15. Karnik R, Valentin A, Ammerer HP, Hochfelner A, Donath P, Slany J : Outcome in patients with intracerebral hemorrhage: predictors of survival. Wien Klin Wochenschr 112 : 169-173, 2000
16. Kawamata T, Takeshita M, Kubo O, Izawa M, Kagawa M, Takakura K : Management of intracranial hemorrhage associated with anticoagulant therapy. Surg Neurol 44 : 438-442; discussion 443, 1995
crossref pmid
17. Mendelow AD, Gregson BA, Fernandes HM, Murray GD, Teasdale GM, Hope DT, et al : Early surgery versus initial conservative treatment in patients with spontaneous supratentorial intracerebral haematomas in the international surgical trial in intracerebral haemorrhage (STICH): a randomised trial. Lancet 365 : 387-397, 2005
crossref pmid
18. Mendelow AD, Gregson BA, Rowan EN, Murray GD, Gholkar A, Mitchell PM : STICH II InvestigatorsEarly surgery versus initial conservative treatment in patients with spontaneous supratentorial lobar intracerebral haematomas (STICH II): a randomised trial. Lancet 382 : 397-408, 2013
crossref pmid pmc
19. Montes JM, Wong JH, Fayad PB, Awad IA : Stereotactic computed tomographic-guided aspiration and thrombolysis of intracerebral hematoma: protocol and preliminary experience. Stroke 31 : 834-840, 2000
crossref pmid
20. Morgenstern LB, Demchuk AM, Kim DH, Frankowski RF, Grotta JC : Rebleeding leads to poor outcome in ultra-early craniotomy for intracerebral hemorrhage. Neurology 56 : 1294-1299, 2001
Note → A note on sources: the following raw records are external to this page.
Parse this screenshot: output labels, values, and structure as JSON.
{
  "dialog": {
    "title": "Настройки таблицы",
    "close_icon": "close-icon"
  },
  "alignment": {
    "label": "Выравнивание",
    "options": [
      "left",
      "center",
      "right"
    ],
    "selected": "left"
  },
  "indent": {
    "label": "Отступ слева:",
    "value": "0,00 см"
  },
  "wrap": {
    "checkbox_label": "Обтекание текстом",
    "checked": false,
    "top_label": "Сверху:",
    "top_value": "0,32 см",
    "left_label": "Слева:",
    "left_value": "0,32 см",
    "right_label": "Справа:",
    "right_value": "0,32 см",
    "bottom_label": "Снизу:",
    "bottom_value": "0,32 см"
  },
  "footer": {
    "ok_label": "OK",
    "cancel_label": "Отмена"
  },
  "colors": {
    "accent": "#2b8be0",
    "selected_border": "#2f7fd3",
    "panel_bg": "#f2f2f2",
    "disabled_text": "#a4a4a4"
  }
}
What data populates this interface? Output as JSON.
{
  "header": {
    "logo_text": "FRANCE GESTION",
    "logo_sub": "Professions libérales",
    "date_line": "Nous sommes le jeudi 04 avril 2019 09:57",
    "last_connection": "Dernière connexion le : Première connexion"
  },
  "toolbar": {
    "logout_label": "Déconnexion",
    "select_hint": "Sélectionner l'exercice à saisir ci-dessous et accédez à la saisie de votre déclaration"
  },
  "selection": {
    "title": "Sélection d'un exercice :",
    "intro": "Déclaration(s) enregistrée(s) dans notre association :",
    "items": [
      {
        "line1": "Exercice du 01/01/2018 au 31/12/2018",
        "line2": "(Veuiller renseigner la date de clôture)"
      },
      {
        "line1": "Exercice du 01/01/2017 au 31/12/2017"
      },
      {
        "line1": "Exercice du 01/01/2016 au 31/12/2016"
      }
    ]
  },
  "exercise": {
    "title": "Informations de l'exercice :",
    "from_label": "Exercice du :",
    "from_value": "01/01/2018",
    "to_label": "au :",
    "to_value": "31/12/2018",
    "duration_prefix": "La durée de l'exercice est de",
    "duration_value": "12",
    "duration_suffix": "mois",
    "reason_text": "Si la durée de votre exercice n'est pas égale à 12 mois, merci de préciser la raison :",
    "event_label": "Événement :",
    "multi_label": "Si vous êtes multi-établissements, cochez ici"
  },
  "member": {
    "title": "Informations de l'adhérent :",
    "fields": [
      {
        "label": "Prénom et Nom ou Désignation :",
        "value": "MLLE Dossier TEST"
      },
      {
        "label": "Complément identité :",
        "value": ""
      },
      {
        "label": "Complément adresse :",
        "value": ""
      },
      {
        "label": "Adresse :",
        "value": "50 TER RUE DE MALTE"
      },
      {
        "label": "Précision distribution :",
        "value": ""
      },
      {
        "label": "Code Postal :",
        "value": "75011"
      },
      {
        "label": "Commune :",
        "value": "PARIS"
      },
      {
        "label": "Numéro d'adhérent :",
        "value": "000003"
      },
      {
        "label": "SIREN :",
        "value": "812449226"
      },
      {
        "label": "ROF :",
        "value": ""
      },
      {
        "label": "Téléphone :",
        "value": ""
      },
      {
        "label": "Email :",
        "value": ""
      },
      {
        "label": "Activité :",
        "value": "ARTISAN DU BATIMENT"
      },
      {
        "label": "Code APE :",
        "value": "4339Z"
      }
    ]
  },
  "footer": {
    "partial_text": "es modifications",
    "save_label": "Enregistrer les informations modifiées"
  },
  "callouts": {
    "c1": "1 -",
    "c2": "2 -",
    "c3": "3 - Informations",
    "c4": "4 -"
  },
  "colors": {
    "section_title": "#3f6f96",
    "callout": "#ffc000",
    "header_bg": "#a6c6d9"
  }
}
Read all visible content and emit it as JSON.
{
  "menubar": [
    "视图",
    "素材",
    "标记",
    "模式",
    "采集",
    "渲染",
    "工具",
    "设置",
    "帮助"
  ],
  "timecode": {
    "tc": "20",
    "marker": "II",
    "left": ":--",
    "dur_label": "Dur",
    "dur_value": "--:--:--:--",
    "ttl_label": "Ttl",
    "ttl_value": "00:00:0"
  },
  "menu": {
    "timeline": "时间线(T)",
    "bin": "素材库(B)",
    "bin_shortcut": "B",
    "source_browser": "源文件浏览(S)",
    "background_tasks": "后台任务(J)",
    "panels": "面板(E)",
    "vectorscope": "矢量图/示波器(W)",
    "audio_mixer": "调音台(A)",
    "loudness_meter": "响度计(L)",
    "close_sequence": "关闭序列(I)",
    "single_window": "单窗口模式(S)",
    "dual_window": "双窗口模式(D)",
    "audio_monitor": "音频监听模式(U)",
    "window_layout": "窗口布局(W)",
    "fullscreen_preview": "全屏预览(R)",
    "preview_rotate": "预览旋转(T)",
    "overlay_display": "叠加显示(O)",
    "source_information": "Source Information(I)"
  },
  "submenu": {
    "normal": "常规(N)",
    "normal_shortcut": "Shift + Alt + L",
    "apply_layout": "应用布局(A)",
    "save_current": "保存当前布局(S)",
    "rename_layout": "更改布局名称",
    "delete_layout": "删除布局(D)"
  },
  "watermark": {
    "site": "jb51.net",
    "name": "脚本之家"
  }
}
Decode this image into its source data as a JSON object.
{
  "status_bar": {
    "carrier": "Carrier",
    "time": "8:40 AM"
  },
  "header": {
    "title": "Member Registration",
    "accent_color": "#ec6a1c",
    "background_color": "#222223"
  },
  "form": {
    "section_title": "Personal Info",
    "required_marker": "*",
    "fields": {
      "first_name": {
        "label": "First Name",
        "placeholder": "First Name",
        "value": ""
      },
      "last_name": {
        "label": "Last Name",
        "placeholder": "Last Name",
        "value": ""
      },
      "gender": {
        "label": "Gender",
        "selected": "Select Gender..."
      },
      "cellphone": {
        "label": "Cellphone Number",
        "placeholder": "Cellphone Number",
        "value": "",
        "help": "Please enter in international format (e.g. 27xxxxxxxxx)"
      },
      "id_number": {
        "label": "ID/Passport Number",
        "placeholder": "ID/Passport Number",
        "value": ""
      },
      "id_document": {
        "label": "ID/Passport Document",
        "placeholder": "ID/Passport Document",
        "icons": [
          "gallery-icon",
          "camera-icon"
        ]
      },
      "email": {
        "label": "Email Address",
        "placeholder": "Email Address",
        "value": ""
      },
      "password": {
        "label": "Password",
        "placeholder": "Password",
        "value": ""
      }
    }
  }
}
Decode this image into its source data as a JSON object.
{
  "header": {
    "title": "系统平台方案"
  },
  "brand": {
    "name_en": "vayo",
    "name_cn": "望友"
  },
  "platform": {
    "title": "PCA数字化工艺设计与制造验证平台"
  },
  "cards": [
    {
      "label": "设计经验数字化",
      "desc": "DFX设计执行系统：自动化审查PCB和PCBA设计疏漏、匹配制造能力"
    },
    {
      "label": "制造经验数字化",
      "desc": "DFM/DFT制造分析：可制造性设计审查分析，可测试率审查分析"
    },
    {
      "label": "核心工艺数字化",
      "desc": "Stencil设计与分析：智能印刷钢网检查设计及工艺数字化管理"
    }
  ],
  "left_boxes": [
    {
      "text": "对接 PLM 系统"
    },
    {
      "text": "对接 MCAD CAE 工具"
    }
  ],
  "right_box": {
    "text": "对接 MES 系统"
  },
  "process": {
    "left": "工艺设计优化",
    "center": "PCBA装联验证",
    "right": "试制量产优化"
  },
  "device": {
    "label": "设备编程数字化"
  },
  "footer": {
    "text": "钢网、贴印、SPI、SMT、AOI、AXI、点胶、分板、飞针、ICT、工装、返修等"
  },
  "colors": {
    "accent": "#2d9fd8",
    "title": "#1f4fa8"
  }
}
crossref pmid
21. Naidech AM, Jovanovic B, Liebling S, Garg RK, Bassin SL, Bendok BR, et al : Reduced platelet activity is associated with early clot growth and worse 3-month outcome after intracerebral hemorrhage. Stroke 40 : 2398-2401, 2009
crossref pmid
22. Palmer JD, Sparrow OC, Iannotti F : Postoperative hematoma: a 5-year survey and identification of avoidable risk factors. Neurosurgery 35 : 1061-1064; discussion 1064-1065, 1994
crossref pmid
23. Rand ML, Leung R, Packham MA : Platelet function assays. Transfus Apher Sci 28 : 307-317, 2003
crossref pmid
24. Suzuki Y, Kitahara T, Soma K, Konno S, Sato K, Suzuki S, et al : Impact of platelet transfusion on survival of patients with intracerebral hemorrhage after administration of anti-platelet agents at a tertiary emergency center. PLoS One 9 : e97328, 2014
crossref pmid pmc
25. Xu F, Tang Z, Luo X, Kang H, Hu Q, Wang W, et al : No evidence of preoperative hematoma growth representing an increased postoperative rebleeding risk for minimally invasive aspiration and thrombolysis of ICH. Br J Neurosurg 24 : 268-274, 2010
crossref pmid
26. Zuccarello M, Brott T, Derex L, Kothari R, Sauerbeck L, Tew J, et al : Early surgical treatment for supratentorial intracerebral hemorrhage: a randomized feasibility study. Stroke 30 : 1833-1839, 1999
crossref pmid
PDF Links  PDF Links
PubReader  PubReader
ePub Link  ePub Link
Full text via DOI  Full text via DOI
Download Citation  Download Citation
CrossRef TDM  CrossRef TDM
Related article
Editorial Office
#402, 27 Chilparo, Jung-gu, Seoul 04511, Korea
TEL: +82-2-525-7552   FAX: +82-2-525-7554   E-mail: kns61@neurosurgery.or.kr
About |  Browse Articles |  Current Issue |  For Authors and Reviewers
Copyright © Korean Neurosurgical Society. All rights reserved.                 developed in m2community
Close layer
prev next